Given the partisan hostility and entrenched political divisiveness that we face in a post-truth world, Harry Potter and the Order of the Phoenix is the most relevant book in the Harry Potter series insofar as its depiction of frustration among youth.

Although the series had progressively matured from Harry Potter and the Sorcerer’s Stone to Harry Potter and the Goblet of Fire – the latter depicting an on-page death – Harry Potter and the Order of the Phoenix represented a demarcation in the Harry Potter series. Voldemort’s return marked the transition of the series from children’s books to young adult books.

In this first article in a two-part series, I examine how Order of the Phoenix brings awareness to mental health issues and educates young readers on the importance of engaging critically with the news media that they consume


Its Portrayal of Mental Health



Those who place Order of the Phoenix way down on their list of favorite Harry Potter books often accuse it of being expository and dull. Moreover, there’s a segment of the fanbase that finds angsty or CAPS LOCK HARRY grating. However, Harry’s behavior in Order of the Phoenix is justified. In the film adaptation of Harry Potter and the Prisoner of Azkaban, Lupin tells Harry that“there are true horrors in [his] past. Horrors [his] classmates can scarcely imagine.”
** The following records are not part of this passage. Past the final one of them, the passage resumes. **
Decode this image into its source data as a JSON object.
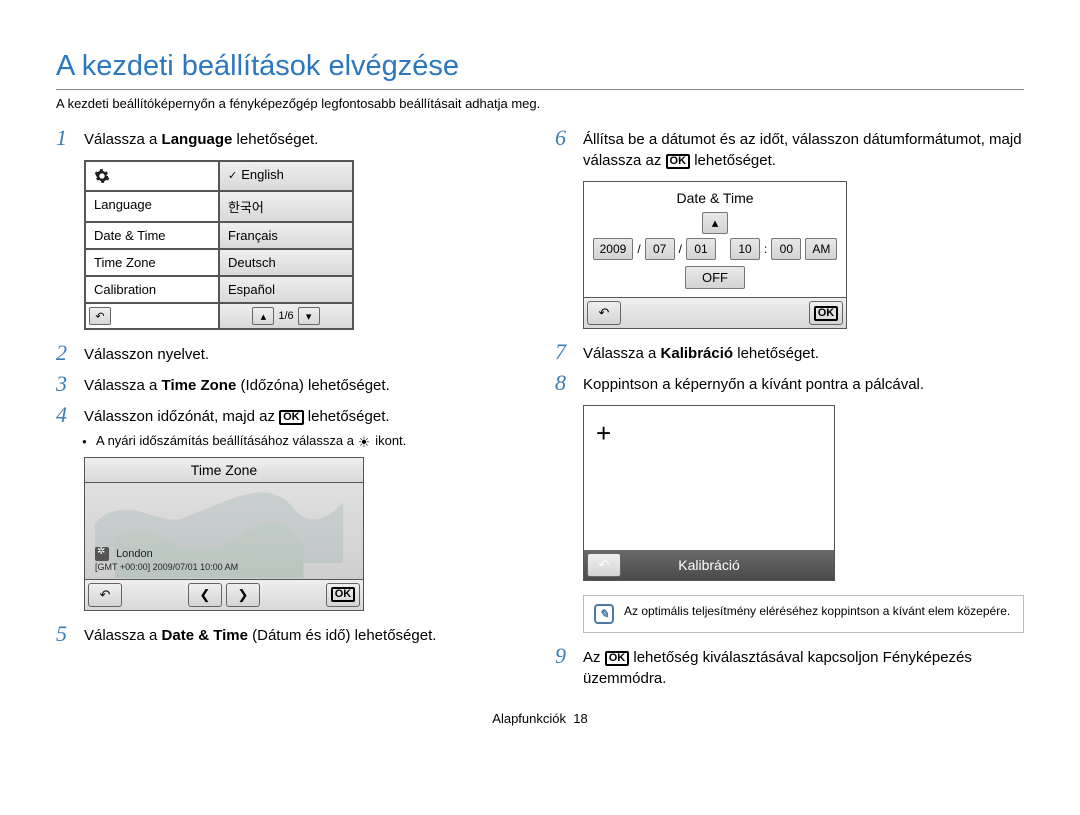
{
  "title": "A kezdeti beállítások elvégzése",
  "subtitle": "A kezdeti beállítóképernyőn a fényképezőgép legfontosabb beállításait adhatja meg.",
  "left": {
    "s1_pre": "Válassza a ",
    "s1_bold": "Language",
    "s1_post": " lehetőséget.",
    "lang_menu": {
      "items_left": [
        "Language",
        "Date & Time",
        "Time Zone",
        "Calibration"
      ],
      "items_right": [
        "English",
        "한국어",
        "Français",
        "Deutsch",
        "Español"
      ],
      "pager": "1/6"
    },
    "s2": "Válasszon nyelvet.",
    "s3_pre": "Válassza a ",
    "s3_bold": "Time Zone",
    "s3_post": " (Időzóna) lehetőséget.",
    "s4_pre": "Válasszon időzónát, majd az ",
    "s4_post": " lehetőséget.",
    "s4_note_pre": "A nyári időszámítás beállításához válassza a ",
    "s4_note_post": " ikont.",
    "tz": {
      "title": "Time Zone",
      "city": "London",
      "info": "[GMT +00:00] 2009/07/01 10:00 AM"
    },
    "s5_pre": "Válassza a ",
    "s5_bold": "Date & Time",
    "s5_post": " (Dátum és idő) lehetőséget."
  },
  "right": {
    "s6_pre": "Állítsa be a dátumot és az időt, válasszon dátumformátumot, majd válassza az ",
    "s6_post": " lehetőséget.",
    "dt": {
      "title": "Date & Time",
      "year": "2009",
      "mon": "07",
      "day": "01",
      "hour": "10",
      "min": "00",
      "ampm": "AM",
      "off": "OFF"
    },
    "s7_pre": "Válassza a ",
    "s7_bold": "Kalibráció",
    "s7_post": " lehetőséget.",
    "s8": "Koppintson a képernyőn a kívánt pontra a pálcával.",
    "cal_label": "Kalibráció",
    "note": "Az optimális teljesítmény eléréséhez koppintson a kívánt elem közepére.",
    "s9_pre": "Az ",
    "s9_post": " lehetőség kiválasztásával kapcsoljon Fényképezés üzemmódra."
  },
  "footer_label": "Alapfunkciók",
  "footer_page": "18"
}
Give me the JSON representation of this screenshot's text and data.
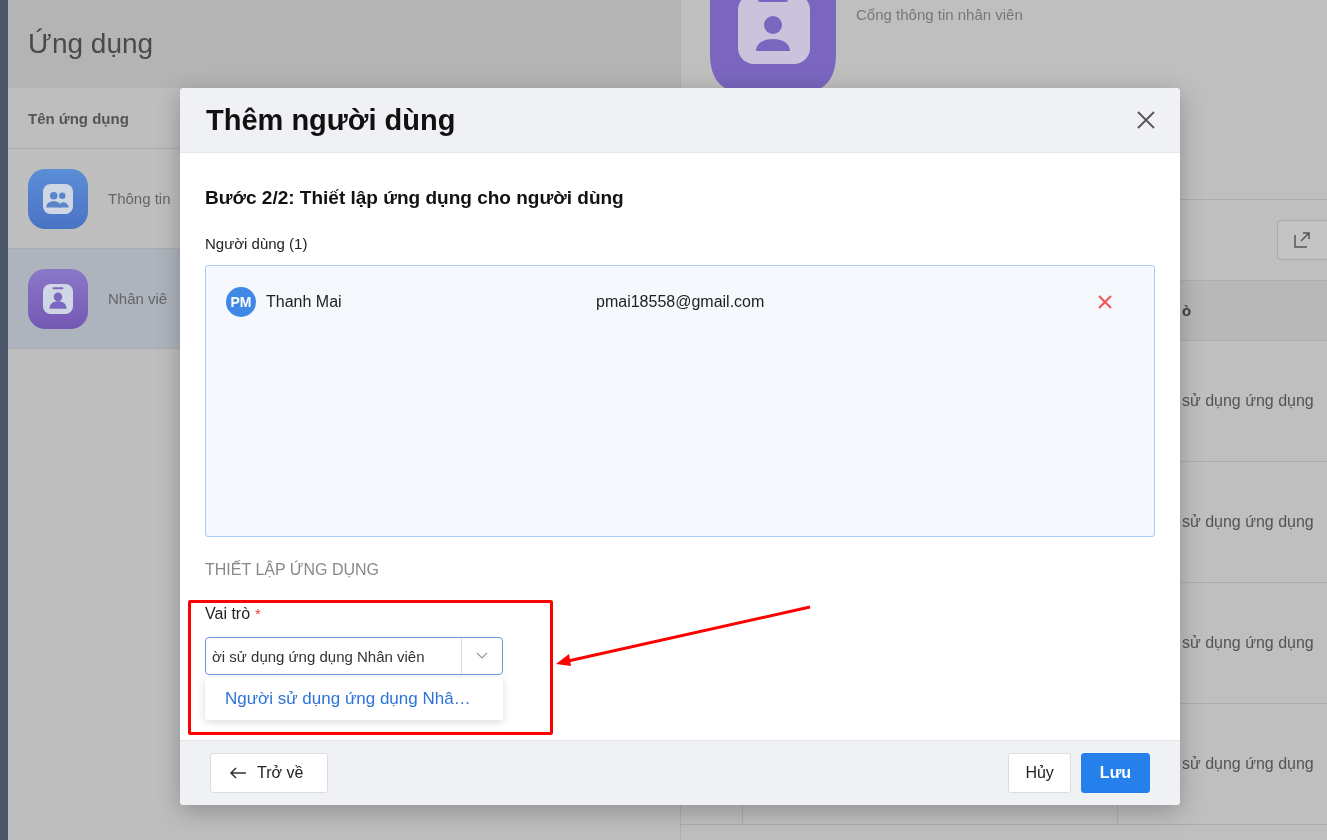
{
  "apps_panel": {
    "title": "Ứng dụng",
    "column_header": "Tên ứng dụng",
    "rows": [
      {
        "name": "Thông tin",
        "kind": "people",
        "selected": false
      },
      {
        "name": "Nhân viê",
        "kind": "badge",
        "selected": true
      }
    ]
  },
  "detail_panel": {
    "description": "Cổng thông tin nhân viên",
    "column_header": "ò",
    "rows": [
      "sử dụng ứng dụng",
      "sử dụng ứng dụng",
      "sử dụng ứng dụng",
      "sử dụng ứng dụng"
    ]
  },
  "dialog": {
    "title": "Thêm người dùng",
    "step": "Bước 2/2: Thiết lập ứng dụng cho người dùng",
    "users_label": "Người dùng (1)",
    "users": [
      {
        "initials": "PM",
        "name": "Thanh Mai",
        "email": "pmai18558@gmail.com"
      }
    ],
    "section": "THIẾT LẬP ỨNG DỤNG",
    "role_field": {
      "label": "Vai trò",
      "required_mark": "*",
      "value": "ời sử dụng ứng dụng Nhân viên",
      "options": [
        {
          "label": "Người sử dụng ứng dụng Nhâ…",
          "selected": true
        }
      ]
    },
    "buttons": {
      "back": "Trở về",
      "cancel": "Hủy",
      "save": "Lưu"
    }
  }
}
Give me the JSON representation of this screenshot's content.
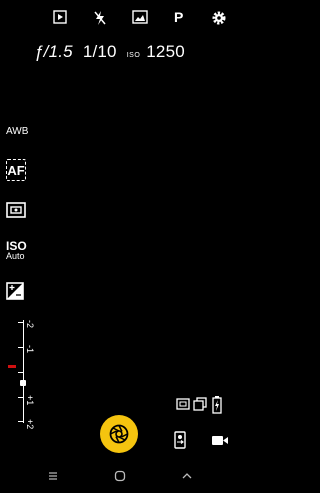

From Harry’s PTSD during the summer break following Cedric’s death to his survivor’s guilt following Sirius’s death, Order of the Phoenix highlights several mental health issues. Neville’s interaction with his parents at St. Mungo’s Hospital for Magical Maladies and Injuries shows the devastating effects of mental health problems on family and loved ones. Order of the Phoenix also addresses the pain of depression. Madam Pomfrey, while healing Ron, states that “thoughts could leave deeper scarring than almost anything else” (OotP 38).

As we know, Jo herself – like many Harry Potter fans – has had her own struggle with depression. Her well-known statement that “Hogwarts will always be there to welcome you home” (among other things) is a reminder to any Potter fans dealing with mental health issues that they aren’t alone.


Its Portrayal of News Media



Although tabloid journalism features prominently throughout Goblet of Fire, Order of the Phoenix furthers the series’ exploration of the wizarding world’s news media. Freedom of the press is the cornerstone of a democratic society, and Order of the Phoenix addresses the dangers of political misinformation and censorship.

In Order of the Phoenix, Fudge abuses his power as Minister of Magic by interfering with the Daily Prophet to disseminate false information in order to discredit Harry and Dumbledore’s claims that Voldemort had returned.

Rita Skeeter states the following in Chapter 25 of Order of the Phoenix:

All right, Fudge is leaning on the Prophet, but it comes down to the same thing. They won’t print a story that shows Harry in a good light. Nobody wants to read it… People just don’t want to believe You-Know-Who’s back.

Order of the Phoenix implores readers to critically evaluate the news that they consume, as well as not to live in filter bubbles that reinforce their own biases.

Victor Chan

I'm a Sydney-based Hufflepuff with a predilection for the pen, fuelled by my love of "Harry Potter". When I'm not consumed by "Potter", I'm probably listening to Prince.